* What the exercise asks
Repeat the entries that appear below, exactly as they are given.

-------- Data for the task --------

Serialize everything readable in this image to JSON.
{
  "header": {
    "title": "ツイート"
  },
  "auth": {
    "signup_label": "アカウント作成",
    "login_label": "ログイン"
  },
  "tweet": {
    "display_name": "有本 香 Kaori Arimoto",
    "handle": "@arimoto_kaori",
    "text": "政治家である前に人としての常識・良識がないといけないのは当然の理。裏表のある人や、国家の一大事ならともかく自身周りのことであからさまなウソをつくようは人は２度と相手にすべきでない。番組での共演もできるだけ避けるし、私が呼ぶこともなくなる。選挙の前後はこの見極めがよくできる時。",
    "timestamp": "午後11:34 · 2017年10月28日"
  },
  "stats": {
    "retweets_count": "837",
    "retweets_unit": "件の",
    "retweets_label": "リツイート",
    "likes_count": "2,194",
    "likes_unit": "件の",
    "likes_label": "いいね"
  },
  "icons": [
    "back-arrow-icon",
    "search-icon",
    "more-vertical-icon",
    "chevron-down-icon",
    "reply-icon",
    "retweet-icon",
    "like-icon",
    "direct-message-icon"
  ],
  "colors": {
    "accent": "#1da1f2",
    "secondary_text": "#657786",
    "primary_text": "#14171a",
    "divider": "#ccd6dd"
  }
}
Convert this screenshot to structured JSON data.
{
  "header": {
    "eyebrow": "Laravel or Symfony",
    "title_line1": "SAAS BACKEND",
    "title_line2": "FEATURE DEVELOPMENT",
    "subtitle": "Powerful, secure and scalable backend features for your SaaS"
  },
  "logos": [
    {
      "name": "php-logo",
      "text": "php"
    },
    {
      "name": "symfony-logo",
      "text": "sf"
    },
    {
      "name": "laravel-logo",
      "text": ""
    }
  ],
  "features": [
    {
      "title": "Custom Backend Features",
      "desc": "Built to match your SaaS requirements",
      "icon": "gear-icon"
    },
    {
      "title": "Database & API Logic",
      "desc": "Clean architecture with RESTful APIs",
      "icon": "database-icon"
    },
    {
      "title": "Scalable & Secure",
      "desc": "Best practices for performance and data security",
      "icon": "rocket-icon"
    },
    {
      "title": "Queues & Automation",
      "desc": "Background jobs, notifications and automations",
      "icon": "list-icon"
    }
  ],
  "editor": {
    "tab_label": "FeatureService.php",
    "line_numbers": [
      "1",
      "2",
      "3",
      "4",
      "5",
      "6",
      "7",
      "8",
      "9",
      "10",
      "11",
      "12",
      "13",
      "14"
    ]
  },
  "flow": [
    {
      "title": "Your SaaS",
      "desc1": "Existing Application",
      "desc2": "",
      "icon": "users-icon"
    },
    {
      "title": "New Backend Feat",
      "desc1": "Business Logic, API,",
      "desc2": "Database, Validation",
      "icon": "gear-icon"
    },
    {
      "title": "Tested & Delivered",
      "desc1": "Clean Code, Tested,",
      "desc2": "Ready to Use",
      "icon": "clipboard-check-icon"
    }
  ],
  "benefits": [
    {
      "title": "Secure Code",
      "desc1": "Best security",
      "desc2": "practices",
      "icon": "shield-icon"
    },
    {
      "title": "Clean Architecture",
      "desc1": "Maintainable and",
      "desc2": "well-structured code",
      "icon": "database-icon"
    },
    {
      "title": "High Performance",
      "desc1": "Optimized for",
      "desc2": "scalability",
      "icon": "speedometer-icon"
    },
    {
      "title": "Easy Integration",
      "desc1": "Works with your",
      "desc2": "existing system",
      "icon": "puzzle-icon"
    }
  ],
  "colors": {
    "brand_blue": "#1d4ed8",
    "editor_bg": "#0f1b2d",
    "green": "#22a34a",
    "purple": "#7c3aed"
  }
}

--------

* Exercise response
Serialize everything readable in this image to JSON.
{
  "header": {
    "title": "ツイート"
  },
  "auth": {
    "signup_label": "アカウント作成",
    "login_label": "ログイン"
  },
  "tweet": {
    "display_name": "有本 香 Kaori Arimoto",
    "handle": "@arimoto_kaori",
    "text": "政治家である前に人としての常識・良識がないといけないのは当然の理。裏表のある人や、国家の一大事ならともかく自身周りのことであからさまなウソをつくようは人は２度と相手にすべきでない。番組での共演もできるだけ避けるし、私が呼ぶこともなくなる。選挙の前後はこの見極めがよくできる時。",
    "timestamp": "午後11:34 · 2017年10月28日"
  },
  "stats": {
    "retweets_count": "837",
    "retweets_unit": "件の",
    "retweets_label": "リツイート",
    "likes_count": "2,194",
    "likes_unit": "件の",
    "likes_label": "いいね"
  },
  "icons": [
    "back-arrow-icon",
    "search-icon",
    "more-vertical-icon",
    "chevron-down-icon",
    "reply-icon",
    "retweet-icon",
    "like-icon",
    "direct-message-icon"
  ],
  "colors": {
    "accent": "#1da1f2",
    "secondary_text": "#657786",
    "primary_text": "#14171a",
    "divider": "#ccd6dd"
  }
}
Convert this screenshot to structured JSON data.
{
  "header": {
    "eyebrow": "Laravel or Symfony",
    "title_line1": "SAAS BACKEND",
    "title_line2": "FEATURE DEVELOPMENT",
    "subtitle": "Powerful, secure and scalable backend features for your SaaS"
  },
  "logos": [
    {
      "name": "php-logo",
      "text": "php"
    },
    {
      "name": "symfony-logo",
      "text": "sf"
    },
    {
      "name": "laravel-logo",
      "text": ""
    }
  ],
  "features": [
    {
      "title": "Custom Backend Features",
      "desc": "Built to match your SaaS requirements",
      "icon": "gear-icon"
    },
    {
      "title": "Database & API Logic",
      "desc": "Clean architecture with RESTful APIs",
      "icon": "database-icon"
    },
    {
      "title": "Scalable & Secure",
      "desc": "Best practices for performance and data security",
      "icon": "rocket-icon"
    },
    {
      "title": "Queues & Automation",
      "desc": "Background jobs, notifications and automations",
      "icon": "list-icon"
    }
  ],
  "editor": {
    "tab_label": "FeatureService.php",
    "line_numbers": [
      "1",
      "2",
      "3",
      "4",
      "5",
      "6",
      "7",
      "8",
      "9",
      "10",
      "11",
      "12",
      "13",
      "14"
    ]
  },
  "flow": [
    {
      "title": "Your SaaS",
      "desc1": "Existing Application",
      "desc2": "",
      "icon": "users-icon"
    },
    {
      "title": "New Backend Feat",
      "desc1": "Business Logic, API,",
      "desc2": "Database, Validation",
      "icon": "gear-icon"
    },
    {
      "title": "Tested & Delivered",
      "desc1": "Clean Code, Tested,",
      "desc2": "Ready to Use",
      "icon": "clipboard-check-icon"
    }
  ],
  "benefits": [
    {
      "title": "Secure Code",
      "desc1": "Best security",
      "desc2": "practices",
      "icon": "shield-icon"
    },
    {
      "title": "Clean Architecture",
      "desc1": "Maintainable and",
      "desc2": "well-structured code",
      "icon": "database-icon"
    },
    {
      "title": "High Performance",
      "desc1": "Optimized for",
      "desc2": "scalability",
      "icon": "speedometer-icon"
    },
    {
      "title": "Easy Integration",
      "desc1": "Works with your",
      "desc2": "existing system",
      "icon": "puzzle-icon"
    }
  ],
  "colors": {
    "brand_blue": "#1d4ed8",
    "editor_bg": "#0f1b2d",
    "green": "#22a34a",
    "purple": "#7c3aed"
  }
}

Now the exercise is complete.